I recently had a hankering for some falafel. A handful of fast-food style restaurants in Cotonou, about 90 minutes away, sell falafel. But on top of being far away, they overcharge for dry, under seasoned falafel on imported, bland pita. I thought I could do better.
Dried chickpeas are hard to find. I saw them once in a supermarket in Cotonou but they were expensive and I didn’t splurge at the time. Instead I decided to use a similarly sized and shaped bean that is common in our market.
My pal Mark Bittman’s How to Cook Everything gave me the recipes necessary. Did you know that falafel patties are made with raw mashed beans? I didn’t. I got started by soaking my beans overnight in water. Next I had to figure out how to mash them without a food processor. I could have had the beans ground by our local grinder but they add water to help items pass through the grinder without getting stuck. The recipe says not to add water and to leave the mashed beans as dry as possible. So I went at it by hand with my pilon. One of our neighbors helped me by keeping the chickens at bay and offering general encouragement.
After mashing them in my mortar and pestle I combined the beans with garlic, onion, ground coriander, ground cumin, baking soda, lemon juice, salt and pepper. A heap of parsley or cilantro would have been a nice addition but will have to wait until we plant it in our garden.
Next I turned my attention to the pita. Bittman’s recipe calls for baking the bread in an oven. I could have gone with the dutch oven method, but would have had to cook one pita at a time because of the size of our pan. This would have taken half the day and heated our living room to sauna-like temperatures. Instead I cooked the pitas one at a time in a nonstick pan on the stove top. Each one took less than three minutes. They puffed up nicely and came out great – light and airy but still chewy.
Luckily I have tahini in my life thanks to the robust Lebanese population in Cotonou. Tahini sauce (again via Bittman) provided a great counterpoint to the fried falafel. Pickled red onions (recipe from, yes, Bittman) and sautéed greens with cumin seeds and garlic (I forget where I got this recipe but it’s a go-to) provided some vegetable relief.

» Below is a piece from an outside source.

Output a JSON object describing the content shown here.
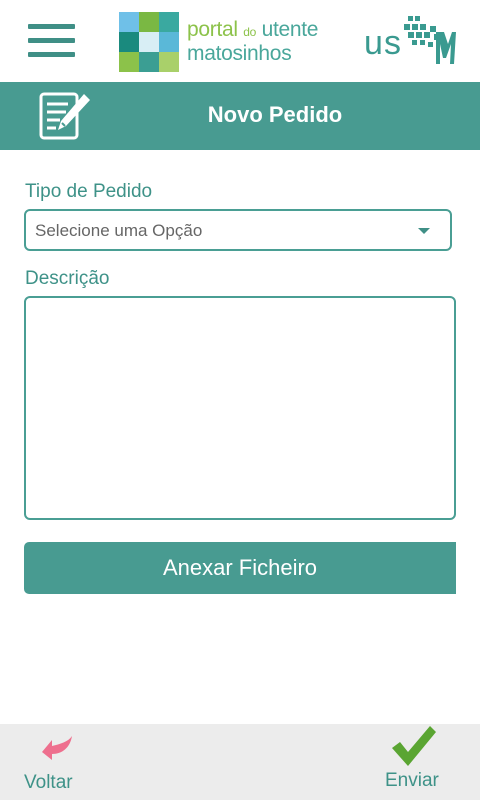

Voilà.
Ever seen your neighbor on his front porch taking pictures of his toe nail clippings? Carefully holding them up and photographing them over and over? What kind of look would you give him? That’s the look my neighbors give me as I stand outside taking pictures of the food we’re about to eat. Inside is too dark so I have no choice. Digital cameras are rare here and food is fuel, not craft. Usually I’ll get a cursory “What is that?” along with the toenail-clipping-glance. I’ve been giving out samples of what I’ve cooked. Mostly the neighbors smile and thank me but don’t ask for more. The pita, though, was a hit. Two neighbors asked me to teach them how to make it.* The falafel they barely touched. Their loss.
*Several weeks later, the two neighbors came over and we made pita bread together. I offered to teach them to make hummus or falafel or baba ghanoush. As is common here they didn’t outright refuse but instead said, “Some other time.” They told me they intended to eat their pita with ja, one of the versions of spicy tomato sauce often eaten here.